Menu UF Health Home Menu

Nihal Tümer, Ph.D.

Office: ARB R5-114
Phone: 352- 273-9424 (Office); 273-9143 (Lab)

Publications: Search PubMed




Research Interests

•    Discovery of neuronal mechanisms underlying diet and aged-induced obesity. Obesity is occurring at epidemic rates with frightful health consequences. Our hypothesis is that leptin resistance is an important causative factor in both diet-induced and age-related obesity. We demonstrated that both types of obesity are associated with leptin resistance and this resistance resides within the first order hypothalamic neurons that contain leptin receptors, and provided strong evidence that the leptin receptor-signaling cascade is impaired. One current area of focus is to restore leptin receptor function with gene delivery/programmed of the leptin in a circadian/intermittent fashion to specific brain regions.
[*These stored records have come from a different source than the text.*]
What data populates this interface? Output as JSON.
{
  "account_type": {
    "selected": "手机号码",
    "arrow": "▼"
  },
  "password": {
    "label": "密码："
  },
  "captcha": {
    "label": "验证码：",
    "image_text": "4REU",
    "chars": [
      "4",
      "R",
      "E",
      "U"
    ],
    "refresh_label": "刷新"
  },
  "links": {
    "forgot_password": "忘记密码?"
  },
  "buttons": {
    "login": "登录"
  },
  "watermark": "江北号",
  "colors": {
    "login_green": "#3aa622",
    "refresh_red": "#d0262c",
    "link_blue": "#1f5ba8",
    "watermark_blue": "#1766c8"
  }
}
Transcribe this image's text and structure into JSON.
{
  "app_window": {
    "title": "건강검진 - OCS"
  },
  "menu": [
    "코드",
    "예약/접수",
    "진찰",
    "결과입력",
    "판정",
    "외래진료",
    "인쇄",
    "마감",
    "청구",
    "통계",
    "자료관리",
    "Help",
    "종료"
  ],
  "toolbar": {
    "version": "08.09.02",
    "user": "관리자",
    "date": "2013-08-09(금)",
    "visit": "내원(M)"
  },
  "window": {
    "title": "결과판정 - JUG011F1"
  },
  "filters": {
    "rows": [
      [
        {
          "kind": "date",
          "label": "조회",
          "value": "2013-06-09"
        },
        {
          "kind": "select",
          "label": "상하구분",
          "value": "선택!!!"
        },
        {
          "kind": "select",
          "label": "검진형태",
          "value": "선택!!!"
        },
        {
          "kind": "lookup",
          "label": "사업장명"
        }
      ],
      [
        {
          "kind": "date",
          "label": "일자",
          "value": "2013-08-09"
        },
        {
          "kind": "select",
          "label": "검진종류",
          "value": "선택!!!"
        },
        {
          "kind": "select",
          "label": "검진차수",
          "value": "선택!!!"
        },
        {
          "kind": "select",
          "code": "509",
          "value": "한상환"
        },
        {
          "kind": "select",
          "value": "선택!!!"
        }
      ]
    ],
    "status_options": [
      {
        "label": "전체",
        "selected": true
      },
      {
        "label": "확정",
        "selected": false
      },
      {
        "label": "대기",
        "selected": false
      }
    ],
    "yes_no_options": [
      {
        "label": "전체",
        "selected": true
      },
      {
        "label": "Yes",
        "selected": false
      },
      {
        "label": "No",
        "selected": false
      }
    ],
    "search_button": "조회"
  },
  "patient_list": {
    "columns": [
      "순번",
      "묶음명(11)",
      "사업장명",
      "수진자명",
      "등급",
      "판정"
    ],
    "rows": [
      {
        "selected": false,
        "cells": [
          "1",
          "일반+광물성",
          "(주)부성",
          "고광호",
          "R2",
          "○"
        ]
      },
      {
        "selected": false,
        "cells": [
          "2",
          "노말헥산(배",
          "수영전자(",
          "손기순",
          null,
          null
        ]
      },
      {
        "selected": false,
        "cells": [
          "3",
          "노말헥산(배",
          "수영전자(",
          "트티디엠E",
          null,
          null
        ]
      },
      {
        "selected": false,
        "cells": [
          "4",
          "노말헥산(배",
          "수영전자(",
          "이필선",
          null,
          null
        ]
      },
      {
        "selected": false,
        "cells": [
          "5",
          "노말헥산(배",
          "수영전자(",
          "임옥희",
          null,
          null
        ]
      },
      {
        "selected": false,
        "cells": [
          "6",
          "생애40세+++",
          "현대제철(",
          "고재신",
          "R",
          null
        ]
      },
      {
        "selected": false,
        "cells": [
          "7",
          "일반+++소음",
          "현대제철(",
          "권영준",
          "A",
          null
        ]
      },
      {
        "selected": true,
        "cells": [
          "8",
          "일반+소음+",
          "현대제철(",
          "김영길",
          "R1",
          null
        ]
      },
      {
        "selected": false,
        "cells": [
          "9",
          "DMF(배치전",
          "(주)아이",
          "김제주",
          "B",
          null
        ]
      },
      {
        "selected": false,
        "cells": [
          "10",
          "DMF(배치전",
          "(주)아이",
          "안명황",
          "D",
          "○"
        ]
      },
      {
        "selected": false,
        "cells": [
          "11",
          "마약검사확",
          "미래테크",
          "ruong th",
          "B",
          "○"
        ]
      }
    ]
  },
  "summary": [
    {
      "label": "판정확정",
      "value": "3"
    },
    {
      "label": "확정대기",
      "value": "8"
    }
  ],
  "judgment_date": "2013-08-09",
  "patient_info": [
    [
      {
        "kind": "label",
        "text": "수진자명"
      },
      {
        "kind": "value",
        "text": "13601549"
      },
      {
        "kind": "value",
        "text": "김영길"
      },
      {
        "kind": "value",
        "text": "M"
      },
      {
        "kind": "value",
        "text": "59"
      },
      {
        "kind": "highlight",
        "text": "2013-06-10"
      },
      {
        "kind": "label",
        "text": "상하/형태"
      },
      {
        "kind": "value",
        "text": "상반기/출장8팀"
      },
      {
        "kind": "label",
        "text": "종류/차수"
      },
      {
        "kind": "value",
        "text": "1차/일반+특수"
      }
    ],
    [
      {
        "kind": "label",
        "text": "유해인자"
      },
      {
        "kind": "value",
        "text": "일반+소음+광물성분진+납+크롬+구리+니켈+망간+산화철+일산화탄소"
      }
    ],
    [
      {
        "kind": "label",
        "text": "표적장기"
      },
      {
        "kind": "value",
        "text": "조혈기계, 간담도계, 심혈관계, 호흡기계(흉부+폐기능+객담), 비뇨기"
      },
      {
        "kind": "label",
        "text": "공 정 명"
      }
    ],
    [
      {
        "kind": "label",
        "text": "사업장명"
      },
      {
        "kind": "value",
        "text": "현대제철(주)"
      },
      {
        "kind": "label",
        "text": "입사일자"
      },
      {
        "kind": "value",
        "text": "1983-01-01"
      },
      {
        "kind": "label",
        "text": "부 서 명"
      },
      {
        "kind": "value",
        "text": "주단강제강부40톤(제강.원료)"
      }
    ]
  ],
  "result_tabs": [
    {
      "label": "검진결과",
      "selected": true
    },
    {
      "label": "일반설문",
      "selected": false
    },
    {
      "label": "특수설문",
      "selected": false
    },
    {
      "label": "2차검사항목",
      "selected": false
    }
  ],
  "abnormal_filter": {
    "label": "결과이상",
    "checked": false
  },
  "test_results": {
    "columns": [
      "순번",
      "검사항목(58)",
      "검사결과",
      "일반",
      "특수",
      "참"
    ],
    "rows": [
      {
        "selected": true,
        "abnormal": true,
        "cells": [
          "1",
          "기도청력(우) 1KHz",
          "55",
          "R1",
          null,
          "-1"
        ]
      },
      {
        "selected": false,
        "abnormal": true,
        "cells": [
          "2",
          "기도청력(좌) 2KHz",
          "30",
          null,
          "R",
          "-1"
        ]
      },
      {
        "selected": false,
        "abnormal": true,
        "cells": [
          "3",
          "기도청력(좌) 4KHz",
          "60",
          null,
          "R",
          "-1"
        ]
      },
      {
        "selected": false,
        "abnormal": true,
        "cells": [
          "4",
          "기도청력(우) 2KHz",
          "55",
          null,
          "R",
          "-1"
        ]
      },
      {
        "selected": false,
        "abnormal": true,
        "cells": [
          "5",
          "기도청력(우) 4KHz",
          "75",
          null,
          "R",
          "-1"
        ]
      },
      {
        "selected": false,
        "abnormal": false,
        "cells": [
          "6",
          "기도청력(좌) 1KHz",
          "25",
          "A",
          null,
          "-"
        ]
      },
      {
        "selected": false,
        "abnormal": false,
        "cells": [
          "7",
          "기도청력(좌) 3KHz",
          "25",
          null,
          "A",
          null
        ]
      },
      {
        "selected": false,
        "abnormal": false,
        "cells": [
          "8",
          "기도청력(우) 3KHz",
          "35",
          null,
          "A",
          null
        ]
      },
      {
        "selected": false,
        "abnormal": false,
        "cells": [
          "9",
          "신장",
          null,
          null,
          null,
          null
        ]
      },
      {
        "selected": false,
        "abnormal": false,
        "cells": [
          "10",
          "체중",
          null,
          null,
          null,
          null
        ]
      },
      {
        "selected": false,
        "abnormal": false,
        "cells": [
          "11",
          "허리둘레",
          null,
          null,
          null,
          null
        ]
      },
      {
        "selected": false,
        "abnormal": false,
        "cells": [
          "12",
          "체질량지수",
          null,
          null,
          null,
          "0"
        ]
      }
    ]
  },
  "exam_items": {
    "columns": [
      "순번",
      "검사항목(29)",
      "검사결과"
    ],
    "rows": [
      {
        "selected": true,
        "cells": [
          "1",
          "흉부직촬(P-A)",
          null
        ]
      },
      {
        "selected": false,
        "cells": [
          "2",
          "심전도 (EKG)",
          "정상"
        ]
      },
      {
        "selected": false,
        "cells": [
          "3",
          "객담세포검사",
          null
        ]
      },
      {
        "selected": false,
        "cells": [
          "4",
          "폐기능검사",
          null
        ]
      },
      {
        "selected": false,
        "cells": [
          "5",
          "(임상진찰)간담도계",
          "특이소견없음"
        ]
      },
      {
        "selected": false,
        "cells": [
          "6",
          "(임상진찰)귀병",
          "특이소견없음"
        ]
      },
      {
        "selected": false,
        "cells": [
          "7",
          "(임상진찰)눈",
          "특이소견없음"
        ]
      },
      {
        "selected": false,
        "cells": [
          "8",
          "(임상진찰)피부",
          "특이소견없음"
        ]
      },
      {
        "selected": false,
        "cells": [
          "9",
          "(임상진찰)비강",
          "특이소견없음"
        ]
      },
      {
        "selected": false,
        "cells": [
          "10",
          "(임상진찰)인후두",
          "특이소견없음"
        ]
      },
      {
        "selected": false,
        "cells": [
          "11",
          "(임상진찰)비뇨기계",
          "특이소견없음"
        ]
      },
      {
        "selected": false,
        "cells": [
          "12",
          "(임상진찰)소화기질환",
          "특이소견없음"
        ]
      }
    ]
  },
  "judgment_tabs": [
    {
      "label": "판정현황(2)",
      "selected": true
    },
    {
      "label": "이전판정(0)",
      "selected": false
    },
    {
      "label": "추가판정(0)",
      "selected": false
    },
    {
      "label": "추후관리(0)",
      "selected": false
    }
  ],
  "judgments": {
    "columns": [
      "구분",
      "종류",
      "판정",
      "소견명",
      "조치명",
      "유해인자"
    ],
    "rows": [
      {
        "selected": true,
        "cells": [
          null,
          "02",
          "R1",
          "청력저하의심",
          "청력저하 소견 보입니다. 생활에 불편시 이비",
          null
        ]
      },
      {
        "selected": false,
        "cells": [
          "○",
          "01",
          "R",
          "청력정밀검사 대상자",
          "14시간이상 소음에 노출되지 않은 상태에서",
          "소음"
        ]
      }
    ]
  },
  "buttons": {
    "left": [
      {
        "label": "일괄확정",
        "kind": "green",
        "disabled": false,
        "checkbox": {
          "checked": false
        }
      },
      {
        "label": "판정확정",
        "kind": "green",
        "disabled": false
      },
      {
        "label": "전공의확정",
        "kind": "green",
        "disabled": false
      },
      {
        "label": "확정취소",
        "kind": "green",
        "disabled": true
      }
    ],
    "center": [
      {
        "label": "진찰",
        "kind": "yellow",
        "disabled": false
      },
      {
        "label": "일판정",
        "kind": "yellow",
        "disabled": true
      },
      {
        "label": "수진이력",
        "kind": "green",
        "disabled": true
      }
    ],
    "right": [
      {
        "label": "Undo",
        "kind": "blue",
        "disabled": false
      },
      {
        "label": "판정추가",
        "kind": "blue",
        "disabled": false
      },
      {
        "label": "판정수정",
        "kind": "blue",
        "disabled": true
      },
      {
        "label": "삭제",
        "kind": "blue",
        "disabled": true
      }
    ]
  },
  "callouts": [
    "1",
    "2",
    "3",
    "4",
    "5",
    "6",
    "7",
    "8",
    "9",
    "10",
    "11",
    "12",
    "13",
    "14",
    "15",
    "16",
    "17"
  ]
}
A second area of focus is the role of specific dietary components such as fat or sugar as causative factors in leptin resistance independent of caloric intake or body weight.

•    Chronic consequences of Traumatic Brain Injury (TBI) on cerebrovascular function. One deleterious consequence of brain injury is cerebral vascular dysfunction. Human studies indicate that severe traumatic brain injury leads to decreased blood flow and hypoperfusion of the brain tissue. Our hypothesis is that long-term consequences of TBI are the results of impaired cerebral blood flow and due to chronic oxidative stress and inflammation. Secondarily, we propose there is elevated sympathetic nervous system activity leading to systemic cardiovascular problems including hypertension. We are pursuing novel treatment therapies including.

•    A third area of focus in elucidation of the mechanisms underlying increased hypertension with age. Elevated blood pressure is a major contributor to cardiovascular diseases in the elderly which is the number one killer in the United States.  We are examining the role of oxidative stress and inflammation in age-related sympathetic nervous activation and blood pressure elevation.